Stored data:
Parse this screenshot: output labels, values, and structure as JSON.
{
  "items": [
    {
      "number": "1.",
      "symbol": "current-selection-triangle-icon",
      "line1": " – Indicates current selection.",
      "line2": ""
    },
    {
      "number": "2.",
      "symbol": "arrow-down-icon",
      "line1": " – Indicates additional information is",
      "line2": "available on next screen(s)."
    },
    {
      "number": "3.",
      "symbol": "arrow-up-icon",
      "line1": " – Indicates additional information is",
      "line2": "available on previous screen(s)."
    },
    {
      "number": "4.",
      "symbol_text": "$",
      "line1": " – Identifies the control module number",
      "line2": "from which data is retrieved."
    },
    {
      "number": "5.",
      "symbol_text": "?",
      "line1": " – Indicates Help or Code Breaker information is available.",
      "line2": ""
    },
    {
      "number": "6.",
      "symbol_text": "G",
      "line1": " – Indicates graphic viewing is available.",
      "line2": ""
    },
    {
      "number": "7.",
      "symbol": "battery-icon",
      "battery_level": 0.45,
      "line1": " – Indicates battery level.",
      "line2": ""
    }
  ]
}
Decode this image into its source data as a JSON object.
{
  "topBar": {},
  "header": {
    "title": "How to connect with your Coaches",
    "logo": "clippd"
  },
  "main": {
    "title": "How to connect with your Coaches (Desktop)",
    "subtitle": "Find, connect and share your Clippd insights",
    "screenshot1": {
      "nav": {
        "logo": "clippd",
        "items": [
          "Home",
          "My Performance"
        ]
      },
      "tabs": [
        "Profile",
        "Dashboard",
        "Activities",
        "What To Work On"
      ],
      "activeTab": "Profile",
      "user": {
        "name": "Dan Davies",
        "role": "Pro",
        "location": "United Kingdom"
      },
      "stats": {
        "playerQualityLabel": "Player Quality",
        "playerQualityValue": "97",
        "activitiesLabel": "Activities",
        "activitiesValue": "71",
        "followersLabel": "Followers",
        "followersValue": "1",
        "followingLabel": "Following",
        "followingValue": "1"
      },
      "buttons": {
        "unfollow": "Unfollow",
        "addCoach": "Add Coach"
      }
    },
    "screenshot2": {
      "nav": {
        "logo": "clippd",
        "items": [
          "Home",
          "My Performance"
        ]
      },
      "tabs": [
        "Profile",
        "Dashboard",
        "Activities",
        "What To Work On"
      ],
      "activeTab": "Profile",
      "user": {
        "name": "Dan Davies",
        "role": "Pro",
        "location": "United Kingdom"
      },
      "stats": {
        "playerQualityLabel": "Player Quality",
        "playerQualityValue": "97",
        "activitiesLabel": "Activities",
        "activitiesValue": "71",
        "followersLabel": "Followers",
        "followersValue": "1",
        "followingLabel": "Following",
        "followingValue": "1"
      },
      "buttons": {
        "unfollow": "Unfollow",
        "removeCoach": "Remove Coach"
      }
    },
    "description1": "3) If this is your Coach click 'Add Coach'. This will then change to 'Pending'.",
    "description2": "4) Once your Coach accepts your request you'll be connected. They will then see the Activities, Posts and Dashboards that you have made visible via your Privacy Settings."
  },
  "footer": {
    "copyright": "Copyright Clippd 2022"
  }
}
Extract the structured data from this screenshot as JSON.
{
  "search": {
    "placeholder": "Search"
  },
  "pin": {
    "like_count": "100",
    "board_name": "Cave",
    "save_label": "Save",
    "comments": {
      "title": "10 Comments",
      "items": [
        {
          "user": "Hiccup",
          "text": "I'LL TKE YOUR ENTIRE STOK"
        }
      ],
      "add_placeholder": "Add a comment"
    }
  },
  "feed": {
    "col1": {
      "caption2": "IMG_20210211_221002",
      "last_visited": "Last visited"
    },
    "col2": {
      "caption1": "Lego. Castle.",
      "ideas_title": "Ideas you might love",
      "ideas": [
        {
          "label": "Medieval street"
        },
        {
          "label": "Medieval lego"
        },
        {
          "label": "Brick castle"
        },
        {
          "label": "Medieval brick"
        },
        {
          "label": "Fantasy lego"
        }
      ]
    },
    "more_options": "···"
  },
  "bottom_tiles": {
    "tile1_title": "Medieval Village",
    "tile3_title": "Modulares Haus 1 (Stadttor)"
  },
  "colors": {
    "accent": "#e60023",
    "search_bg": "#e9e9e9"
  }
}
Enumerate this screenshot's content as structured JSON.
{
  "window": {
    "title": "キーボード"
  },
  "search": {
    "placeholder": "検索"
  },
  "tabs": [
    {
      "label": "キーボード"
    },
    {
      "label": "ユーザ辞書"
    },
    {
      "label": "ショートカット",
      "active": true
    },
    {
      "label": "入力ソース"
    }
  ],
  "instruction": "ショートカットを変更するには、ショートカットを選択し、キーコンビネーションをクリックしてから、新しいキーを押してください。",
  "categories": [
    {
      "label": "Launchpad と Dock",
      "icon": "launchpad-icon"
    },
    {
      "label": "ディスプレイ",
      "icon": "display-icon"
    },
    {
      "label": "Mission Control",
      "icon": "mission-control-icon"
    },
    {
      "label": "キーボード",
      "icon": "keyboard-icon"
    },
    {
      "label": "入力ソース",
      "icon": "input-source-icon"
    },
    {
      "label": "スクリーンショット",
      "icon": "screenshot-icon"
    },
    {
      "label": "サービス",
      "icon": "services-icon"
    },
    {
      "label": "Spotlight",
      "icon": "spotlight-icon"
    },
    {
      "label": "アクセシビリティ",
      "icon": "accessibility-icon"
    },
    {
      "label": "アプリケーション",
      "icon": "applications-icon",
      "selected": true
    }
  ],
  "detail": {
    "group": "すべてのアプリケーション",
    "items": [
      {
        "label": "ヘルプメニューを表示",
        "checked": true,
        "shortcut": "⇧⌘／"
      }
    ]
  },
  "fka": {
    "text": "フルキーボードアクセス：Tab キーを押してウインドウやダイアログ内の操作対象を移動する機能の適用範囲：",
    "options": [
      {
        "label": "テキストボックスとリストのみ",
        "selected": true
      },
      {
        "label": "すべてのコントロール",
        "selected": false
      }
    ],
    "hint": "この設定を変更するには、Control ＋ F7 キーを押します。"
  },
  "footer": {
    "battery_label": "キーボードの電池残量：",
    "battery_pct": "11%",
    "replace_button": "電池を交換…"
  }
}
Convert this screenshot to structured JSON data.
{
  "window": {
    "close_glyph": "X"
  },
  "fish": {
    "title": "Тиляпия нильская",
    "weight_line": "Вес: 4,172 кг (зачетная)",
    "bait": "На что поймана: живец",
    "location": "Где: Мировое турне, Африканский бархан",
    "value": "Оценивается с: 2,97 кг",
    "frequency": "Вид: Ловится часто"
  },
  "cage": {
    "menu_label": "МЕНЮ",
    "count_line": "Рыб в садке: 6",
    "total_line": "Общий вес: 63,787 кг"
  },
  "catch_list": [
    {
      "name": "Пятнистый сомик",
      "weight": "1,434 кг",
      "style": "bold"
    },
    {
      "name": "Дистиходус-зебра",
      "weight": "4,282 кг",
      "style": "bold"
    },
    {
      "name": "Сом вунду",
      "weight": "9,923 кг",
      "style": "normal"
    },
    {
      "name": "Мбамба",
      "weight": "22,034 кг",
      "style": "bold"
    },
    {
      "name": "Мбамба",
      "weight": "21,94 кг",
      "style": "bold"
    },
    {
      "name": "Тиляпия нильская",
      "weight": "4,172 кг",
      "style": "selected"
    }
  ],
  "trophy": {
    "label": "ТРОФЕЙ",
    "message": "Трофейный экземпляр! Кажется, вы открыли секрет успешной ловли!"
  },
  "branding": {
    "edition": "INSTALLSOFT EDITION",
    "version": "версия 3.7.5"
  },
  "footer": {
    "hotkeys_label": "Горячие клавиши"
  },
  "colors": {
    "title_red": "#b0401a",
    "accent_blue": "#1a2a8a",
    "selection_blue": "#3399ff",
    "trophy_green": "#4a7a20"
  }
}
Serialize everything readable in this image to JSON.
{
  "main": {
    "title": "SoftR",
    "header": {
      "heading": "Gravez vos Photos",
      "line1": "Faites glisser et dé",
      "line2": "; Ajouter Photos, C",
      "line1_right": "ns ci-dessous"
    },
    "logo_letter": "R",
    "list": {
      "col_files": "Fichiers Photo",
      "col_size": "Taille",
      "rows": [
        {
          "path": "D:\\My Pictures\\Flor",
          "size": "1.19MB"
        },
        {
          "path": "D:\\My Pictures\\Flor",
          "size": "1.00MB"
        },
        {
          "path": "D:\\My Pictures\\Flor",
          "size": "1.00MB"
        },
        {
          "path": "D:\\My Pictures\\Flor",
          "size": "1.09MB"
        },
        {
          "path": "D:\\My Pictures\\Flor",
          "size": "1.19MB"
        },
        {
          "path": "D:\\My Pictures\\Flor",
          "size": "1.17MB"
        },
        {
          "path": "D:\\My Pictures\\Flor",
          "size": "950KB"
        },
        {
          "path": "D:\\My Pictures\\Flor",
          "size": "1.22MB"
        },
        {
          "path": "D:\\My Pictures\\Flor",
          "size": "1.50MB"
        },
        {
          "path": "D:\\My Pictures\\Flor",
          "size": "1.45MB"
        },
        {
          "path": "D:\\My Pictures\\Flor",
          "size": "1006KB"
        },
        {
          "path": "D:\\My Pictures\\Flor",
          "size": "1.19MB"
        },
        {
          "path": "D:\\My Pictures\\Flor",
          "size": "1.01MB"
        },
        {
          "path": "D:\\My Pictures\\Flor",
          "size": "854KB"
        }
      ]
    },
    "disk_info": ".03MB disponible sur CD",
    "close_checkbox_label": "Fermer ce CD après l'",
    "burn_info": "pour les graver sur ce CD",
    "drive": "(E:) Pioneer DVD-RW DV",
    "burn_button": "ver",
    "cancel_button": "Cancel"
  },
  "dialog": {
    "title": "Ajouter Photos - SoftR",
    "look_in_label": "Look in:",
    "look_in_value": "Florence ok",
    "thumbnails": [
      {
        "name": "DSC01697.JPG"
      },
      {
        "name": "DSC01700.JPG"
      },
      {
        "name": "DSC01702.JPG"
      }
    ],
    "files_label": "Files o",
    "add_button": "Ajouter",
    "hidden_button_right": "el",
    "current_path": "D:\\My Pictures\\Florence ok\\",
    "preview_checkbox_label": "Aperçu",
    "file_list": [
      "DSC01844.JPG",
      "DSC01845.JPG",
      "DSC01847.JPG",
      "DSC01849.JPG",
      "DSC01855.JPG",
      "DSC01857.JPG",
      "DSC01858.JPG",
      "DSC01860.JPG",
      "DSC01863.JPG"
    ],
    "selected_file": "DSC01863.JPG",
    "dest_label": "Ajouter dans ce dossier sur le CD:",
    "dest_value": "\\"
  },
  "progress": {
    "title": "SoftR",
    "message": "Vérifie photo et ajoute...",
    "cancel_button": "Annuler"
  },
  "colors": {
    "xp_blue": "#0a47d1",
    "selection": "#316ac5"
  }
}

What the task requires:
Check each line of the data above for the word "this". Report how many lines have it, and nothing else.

Reply:
7